- Huge 6.41-inch AMOLED in a relatively easy to hold phone
- 2340 x 1080 resolution, 402 pixels per inch
- Fantastic in-screen fingerprint scanner makes it feel futuristic
The display is where lots has changed from the OnePlus 6 – that was the first OnePlus phone to lose most of its bezel and adopt a notch at the top of the display.
It’s a similar affair here, but now the notch has been shrunk down to what’s referred to as a teardrop design. It takes up relatively little space, meaning there’s more screen at the top left and right of the device.
The display is a 6.41-inch AMOLED screen, but as the body of the phone isn’t as large relative to the screen size it doesn’t feel like a big-screen phone when it’s in your hand. It’s 19:5:9 aspect ratio, so it’s a longer screen than on some other phones.
On paper it’s an 86% screen to body ratio – that isn’t as high as some of the alternatives on the market, but it’s not something you’re likely to notice in day to day use.
The resolution is 2340 x 1080, with 402 pixels per inch, and the picture quality is gorgeous. The AMOLED technology makes the colors pop, and we’re big fans of the picture quality you can get from a relatively low-resolution device in 2018.
Perhaps the biggest upgrade of all is how you unlock the OnePlus 6T, and that’s by using the fingerprint sensor that’s now embedded in the screen.
This is a new technology that we’re starting to see on more and more smartphones, including the Galaxy S10, Huawei P30 Pro, Oppo Find X, Vivo Nex, Huawei Mate 20 Pro. It means a fingerprint scanner can go on the front of your phone, where it’s easier to hit, without taking up space that could be used for more screen.

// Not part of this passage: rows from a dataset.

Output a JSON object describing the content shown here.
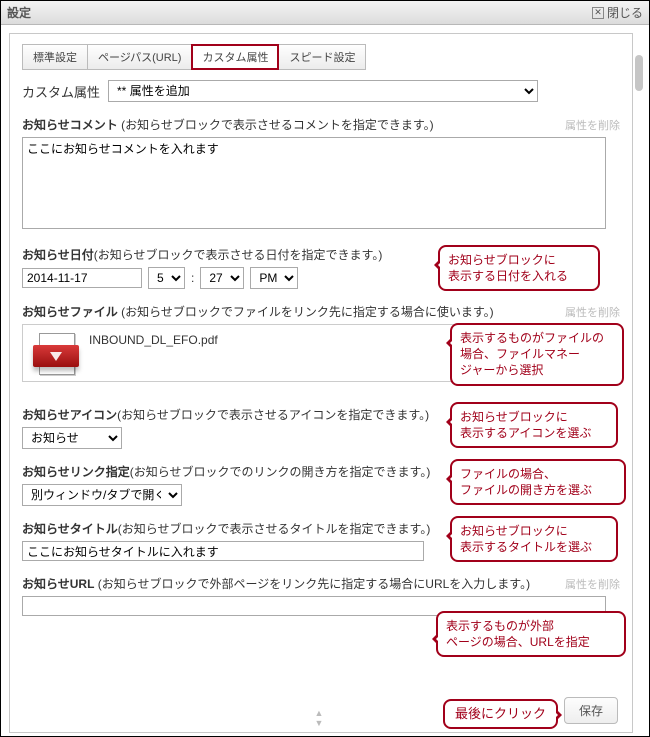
{
  "titlebar": {
    "title": "設定",
    "close_label": "閉じる"
  },
  "tabs": {
    "standard": "標準設定",
    "page_path": "ページパス(URL)",
    "custom_attr": "カスタム属性",
    "speed": "スピード設定"
  },
  "custom_attr": {
    "label": "カスタム属性",
    "select_placeholder": "** 属性を追加"
  },
  "delete_attr_label": "属性を削除",
  "sections": {
    "comment": {
      "title": "お知らせコメント",
      "hint": " (お知らせブロックで表示させるコメントを指定できます。)",
      "value": "ここにお知らせコメントを入れます"
    },
    "date": {
      "title": "お知らせ日付",
      "hint": " (お知らせブロックで表示させる日付を指定できます。)",
      "date_value": "2014-11-17",
      "hour": "5",
      "sep": ":",
      "minute": "27",
      "ampm": "PM"
    },
    "file": {
      "title": "お知らせファイル",
      "hint": " (お知らせブロックでファイルをリンク先に指定する場合に使います。)",
      "file_name": "INBOUND_DL_EFO.pdf"
    },
    "icon": {
      "title": "お知らせアイコン",
      "hint": " (お知らせブロックで表示させるアイコンを指定できます。)",
      "value": "お知らせ"
    },
    "link": {
      "title": "お知らせリンク指定",
      "hint": " (お知らせブロックでのリンクの開き方を指定できます。)",
      "value": "別ウィンドウ/タブで開く"
    },
    "title_sec": {
      "title": "お知らせタイトル",
      "hint": " (お知らせブロックで表示させるタイトルを指定できます。)",
      "value": "ここにお知らせタイトルに入れます"
    },
    "url": {
      "title": "お知らせURL",
      "hint": " (お知らせブロックで外部ページをリンク先に指定する場合にURLを入力します。)",
      "value": ""
    }
  },
  "callouts": {
    "date": "お知らせブロックに\n表示する日付を入れる",
    "file": "表示するものがファイルの\n場合、ファイルマネー\nジャーから選択",
    "icon": "お知らせブロックに\n表示するアイコンを選ぶ",
    "link": "ファイルの場合、\nファイルの開き方を選ぶ",
    "title": "お知らせブロックに\n表示するタイトルを選ぶ",
    "url": "表示するものが外部\nページの場合、URLを指定",
    "save": "最後にクリック"
  },
  "save_label": "保存"
}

It took us a while to get used to unlocking the device by holding our finger on the display, but once we did get used to it we found it to be secure, fast, and a joy to use.
We did have the odd issue where it didn’t immediately register our fingerprint, and we do find the scanner on the Huawei Mate 20 Pro to be a tiny bit faster; however, the vast majority of the time it worked well enough, and we were perfectly happy to use it to unlock the phone.
You can also have Face Unlock enabled at the same time, and when you’re using both technologies the response time is near-instantaneous response, with one of the methods allowing you to unlock your device quickly and easily.
James is Managing Editor for Android Police. Previously, he was Senior Phones Editor for TechRadar, and he has covered smartphones and the mobile space for the best part of a decade bringing you news on all the big announcements from top manufacturers making mobile phones and other portable gadgets. James is often testing out and reviewing the latest and greatest mobile phones, smartwatches, tablets, virtual reality headsets, fitness trackers and more. He once fell over.